What is needed: What lines in the entries below contain the word "JSON"? Copy all of them.

Task input:

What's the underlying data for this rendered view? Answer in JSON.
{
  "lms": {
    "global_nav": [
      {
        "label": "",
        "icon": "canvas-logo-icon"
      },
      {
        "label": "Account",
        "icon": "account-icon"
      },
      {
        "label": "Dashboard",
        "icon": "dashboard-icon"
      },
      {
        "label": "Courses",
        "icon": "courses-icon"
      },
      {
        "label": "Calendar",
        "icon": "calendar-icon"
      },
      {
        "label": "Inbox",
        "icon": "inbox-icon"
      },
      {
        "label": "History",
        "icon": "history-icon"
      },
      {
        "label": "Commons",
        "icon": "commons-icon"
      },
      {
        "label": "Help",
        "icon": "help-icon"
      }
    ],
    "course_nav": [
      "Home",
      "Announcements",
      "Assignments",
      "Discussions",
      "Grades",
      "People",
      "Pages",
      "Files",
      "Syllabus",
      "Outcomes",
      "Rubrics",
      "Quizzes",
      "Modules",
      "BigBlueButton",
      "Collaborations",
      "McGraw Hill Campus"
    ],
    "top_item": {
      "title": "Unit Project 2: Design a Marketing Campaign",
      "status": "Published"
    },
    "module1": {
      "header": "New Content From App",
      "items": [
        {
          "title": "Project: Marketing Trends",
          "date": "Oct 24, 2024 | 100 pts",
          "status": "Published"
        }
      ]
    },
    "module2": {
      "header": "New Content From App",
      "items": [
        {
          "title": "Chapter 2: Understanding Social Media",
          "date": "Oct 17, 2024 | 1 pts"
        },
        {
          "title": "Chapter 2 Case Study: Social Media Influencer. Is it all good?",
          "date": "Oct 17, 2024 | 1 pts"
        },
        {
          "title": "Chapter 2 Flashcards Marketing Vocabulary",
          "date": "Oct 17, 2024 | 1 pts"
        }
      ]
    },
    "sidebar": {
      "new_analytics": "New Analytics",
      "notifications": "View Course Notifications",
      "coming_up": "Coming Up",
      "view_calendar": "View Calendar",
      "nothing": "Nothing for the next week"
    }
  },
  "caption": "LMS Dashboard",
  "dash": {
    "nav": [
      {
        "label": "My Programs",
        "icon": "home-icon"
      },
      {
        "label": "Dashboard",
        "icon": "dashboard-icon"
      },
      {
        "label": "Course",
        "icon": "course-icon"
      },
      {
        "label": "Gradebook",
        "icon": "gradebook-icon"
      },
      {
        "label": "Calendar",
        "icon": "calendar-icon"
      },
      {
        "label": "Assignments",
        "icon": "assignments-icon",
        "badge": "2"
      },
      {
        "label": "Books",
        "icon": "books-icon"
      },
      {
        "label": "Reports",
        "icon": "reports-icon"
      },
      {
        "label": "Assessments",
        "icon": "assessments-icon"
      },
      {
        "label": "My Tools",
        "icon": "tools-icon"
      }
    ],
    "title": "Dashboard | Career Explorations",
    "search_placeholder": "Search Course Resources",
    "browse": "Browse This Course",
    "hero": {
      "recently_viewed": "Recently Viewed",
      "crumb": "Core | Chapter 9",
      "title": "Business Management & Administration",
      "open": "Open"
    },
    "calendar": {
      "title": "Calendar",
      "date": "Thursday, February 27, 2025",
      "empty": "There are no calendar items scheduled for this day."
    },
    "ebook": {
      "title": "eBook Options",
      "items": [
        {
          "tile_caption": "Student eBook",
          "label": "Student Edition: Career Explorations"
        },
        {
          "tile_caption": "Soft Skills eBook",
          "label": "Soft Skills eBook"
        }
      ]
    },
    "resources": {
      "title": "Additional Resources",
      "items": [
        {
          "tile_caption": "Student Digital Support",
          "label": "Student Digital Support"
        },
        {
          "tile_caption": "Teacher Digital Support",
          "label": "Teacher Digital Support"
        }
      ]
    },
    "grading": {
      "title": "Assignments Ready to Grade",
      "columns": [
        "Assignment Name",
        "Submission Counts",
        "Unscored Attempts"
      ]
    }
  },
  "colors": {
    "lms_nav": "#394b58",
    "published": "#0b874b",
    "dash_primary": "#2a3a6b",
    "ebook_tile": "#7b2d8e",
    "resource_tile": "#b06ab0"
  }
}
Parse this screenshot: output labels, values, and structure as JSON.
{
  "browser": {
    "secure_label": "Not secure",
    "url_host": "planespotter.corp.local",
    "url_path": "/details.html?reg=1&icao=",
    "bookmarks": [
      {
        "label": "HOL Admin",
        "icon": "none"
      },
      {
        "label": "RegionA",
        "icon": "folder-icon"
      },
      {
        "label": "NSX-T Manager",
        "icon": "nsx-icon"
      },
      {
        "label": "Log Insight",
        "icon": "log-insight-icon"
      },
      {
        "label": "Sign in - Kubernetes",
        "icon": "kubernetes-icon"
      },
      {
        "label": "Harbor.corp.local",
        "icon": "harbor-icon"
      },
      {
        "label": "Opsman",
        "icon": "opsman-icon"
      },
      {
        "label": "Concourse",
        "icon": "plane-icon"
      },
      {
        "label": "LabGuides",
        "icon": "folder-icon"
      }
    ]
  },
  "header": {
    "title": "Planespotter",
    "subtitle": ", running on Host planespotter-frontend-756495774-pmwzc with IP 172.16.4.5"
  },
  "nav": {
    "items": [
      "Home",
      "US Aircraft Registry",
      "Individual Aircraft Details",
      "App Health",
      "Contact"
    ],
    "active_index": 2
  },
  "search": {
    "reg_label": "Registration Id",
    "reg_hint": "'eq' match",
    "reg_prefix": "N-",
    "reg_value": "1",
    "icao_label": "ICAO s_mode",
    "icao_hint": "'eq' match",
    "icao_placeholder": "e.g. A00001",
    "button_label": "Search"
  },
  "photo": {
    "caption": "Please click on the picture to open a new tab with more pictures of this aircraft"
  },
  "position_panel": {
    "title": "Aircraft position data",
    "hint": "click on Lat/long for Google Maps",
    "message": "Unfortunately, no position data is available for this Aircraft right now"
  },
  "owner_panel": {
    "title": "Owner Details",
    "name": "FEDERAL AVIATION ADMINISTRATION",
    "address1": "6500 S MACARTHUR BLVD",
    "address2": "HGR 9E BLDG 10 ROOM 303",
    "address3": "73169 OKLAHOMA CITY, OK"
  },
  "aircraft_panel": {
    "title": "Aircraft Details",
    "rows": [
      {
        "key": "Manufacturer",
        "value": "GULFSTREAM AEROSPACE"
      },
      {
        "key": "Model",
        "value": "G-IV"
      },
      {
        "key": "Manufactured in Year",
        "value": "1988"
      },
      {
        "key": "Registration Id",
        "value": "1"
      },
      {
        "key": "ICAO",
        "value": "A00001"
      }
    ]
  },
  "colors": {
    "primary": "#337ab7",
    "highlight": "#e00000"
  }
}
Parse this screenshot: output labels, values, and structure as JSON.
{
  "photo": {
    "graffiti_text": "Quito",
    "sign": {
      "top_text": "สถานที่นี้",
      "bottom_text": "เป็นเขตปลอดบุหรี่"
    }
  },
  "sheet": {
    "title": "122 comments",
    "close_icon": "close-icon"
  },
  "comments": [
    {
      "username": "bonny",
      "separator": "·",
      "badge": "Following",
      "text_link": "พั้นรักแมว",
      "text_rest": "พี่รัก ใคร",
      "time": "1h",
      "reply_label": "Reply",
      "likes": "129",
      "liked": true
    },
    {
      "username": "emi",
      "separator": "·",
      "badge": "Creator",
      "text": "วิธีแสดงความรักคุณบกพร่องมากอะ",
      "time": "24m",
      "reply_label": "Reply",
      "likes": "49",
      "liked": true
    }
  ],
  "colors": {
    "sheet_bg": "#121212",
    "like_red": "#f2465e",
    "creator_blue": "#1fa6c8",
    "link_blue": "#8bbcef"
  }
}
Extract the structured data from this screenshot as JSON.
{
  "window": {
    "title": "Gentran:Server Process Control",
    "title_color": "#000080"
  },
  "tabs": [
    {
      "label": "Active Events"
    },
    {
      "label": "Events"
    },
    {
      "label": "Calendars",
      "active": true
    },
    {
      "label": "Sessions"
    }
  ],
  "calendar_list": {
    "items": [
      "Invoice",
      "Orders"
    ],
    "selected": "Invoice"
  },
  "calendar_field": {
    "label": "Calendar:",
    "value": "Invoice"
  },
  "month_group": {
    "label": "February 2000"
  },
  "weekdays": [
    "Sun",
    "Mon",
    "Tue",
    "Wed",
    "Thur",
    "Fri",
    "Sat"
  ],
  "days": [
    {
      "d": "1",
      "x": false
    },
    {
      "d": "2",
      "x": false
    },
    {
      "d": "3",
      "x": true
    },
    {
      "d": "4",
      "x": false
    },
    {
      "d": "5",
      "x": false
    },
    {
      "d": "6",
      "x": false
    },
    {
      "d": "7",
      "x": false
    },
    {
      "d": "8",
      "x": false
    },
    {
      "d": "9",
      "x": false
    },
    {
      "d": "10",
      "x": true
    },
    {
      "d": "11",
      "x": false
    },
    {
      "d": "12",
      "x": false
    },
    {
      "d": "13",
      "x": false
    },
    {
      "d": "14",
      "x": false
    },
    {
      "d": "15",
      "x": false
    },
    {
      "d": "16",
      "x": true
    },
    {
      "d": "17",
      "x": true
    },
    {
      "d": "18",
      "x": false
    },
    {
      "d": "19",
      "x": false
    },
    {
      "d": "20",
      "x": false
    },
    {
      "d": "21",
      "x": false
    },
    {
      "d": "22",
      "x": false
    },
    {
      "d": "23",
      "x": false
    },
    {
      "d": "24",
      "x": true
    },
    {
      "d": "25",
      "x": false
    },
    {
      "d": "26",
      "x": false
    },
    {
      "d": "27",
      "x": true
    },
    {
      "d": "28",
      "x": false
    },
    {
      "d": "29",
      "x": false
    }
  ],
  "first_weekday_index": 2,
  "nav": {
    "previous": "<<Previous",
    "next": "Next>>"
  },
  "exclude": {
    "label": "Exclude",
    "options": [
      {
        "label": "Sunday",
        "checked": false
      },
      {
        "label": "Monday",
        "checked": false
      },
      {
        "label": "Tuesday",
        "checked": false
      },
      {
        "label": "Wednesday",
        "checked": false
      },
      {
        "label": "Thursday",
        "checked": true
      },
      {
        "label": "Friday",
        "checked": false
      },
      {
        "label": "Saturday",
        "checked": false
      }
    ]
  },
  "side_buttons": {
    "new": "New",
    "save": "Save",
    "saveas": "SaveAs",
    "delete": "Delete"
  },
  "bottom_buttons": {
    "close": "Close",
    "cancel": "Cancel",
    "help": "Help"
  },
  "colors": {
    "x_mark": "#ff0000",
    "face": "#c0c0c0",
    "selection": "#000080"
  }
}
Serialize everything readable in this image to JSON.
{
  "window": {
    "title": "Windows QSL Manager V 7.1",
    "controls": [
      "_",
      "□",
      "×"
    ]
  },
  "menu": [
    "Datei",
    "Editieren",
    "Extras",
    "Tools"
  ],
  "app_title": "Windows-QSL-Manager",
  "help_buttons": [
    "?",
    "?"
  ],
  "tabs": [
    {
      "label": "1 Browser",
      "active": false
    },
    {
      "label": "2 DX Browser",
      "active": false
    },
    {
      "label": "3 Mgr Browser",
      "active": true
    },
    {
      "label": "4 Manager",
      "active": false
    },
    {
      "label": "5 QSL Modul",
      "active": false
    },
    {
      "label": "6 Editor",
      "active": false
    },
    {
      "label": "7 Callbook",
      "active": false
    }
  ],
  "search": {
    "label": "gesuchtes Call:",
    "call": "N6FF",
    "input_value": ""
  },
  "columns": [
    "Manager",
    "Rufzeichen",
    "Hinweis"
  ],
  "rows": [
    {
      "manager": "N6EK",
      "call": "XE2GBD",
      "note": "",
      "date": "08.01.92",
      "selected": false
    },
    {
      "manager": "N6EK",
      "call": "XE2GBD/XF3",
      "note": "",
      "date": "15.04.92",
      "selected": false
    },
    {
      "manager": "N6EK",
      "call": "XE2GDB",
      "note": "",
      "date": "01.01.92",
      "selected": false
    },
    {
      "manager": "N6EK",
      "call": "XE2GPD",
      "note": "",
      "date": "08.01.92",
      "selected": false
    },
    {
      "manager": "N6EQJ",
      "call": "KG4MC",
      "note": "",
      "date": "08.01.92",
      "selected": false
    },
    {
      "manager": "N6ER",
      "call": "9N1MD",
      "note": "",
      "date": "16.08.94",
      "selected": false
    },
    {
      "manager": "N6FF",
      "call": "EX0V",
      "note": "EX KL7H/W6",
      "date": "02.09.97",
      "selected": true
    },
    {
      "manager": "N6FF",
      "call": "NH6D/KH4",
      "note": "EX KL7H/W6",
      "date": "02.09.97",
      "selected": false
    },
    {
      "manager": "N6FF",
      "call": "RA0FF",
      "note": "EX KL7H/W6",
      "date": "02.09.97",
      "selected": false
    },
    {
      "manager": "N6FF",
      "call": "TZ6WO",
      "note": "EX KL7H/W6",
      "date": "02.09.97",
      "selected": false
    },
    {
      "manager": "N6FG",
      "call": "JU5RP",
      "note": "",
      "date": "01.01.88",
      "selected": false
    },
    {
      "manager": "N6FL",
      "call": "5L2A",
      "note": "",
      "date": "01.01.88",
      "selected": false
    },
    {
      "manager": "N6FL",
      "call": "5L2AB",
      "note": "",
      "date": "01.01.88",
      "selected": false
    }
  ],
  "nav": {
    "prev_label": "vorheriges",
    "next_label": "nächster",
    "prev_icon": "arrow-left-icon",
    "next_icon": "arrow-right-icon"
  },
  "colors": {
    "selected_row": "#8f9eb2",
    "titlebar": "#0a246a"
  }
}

Answer to the problem:
What's the underlying data for this rendered view? Answer in JSON.
Parse this screenshot: output labels, values, and structure as JSON.
Parse this screenshot: output labels, values, and structure as JSON.
Extract the structured data from this screenshot as JSON.
Serialize everything readable in this image to JSON.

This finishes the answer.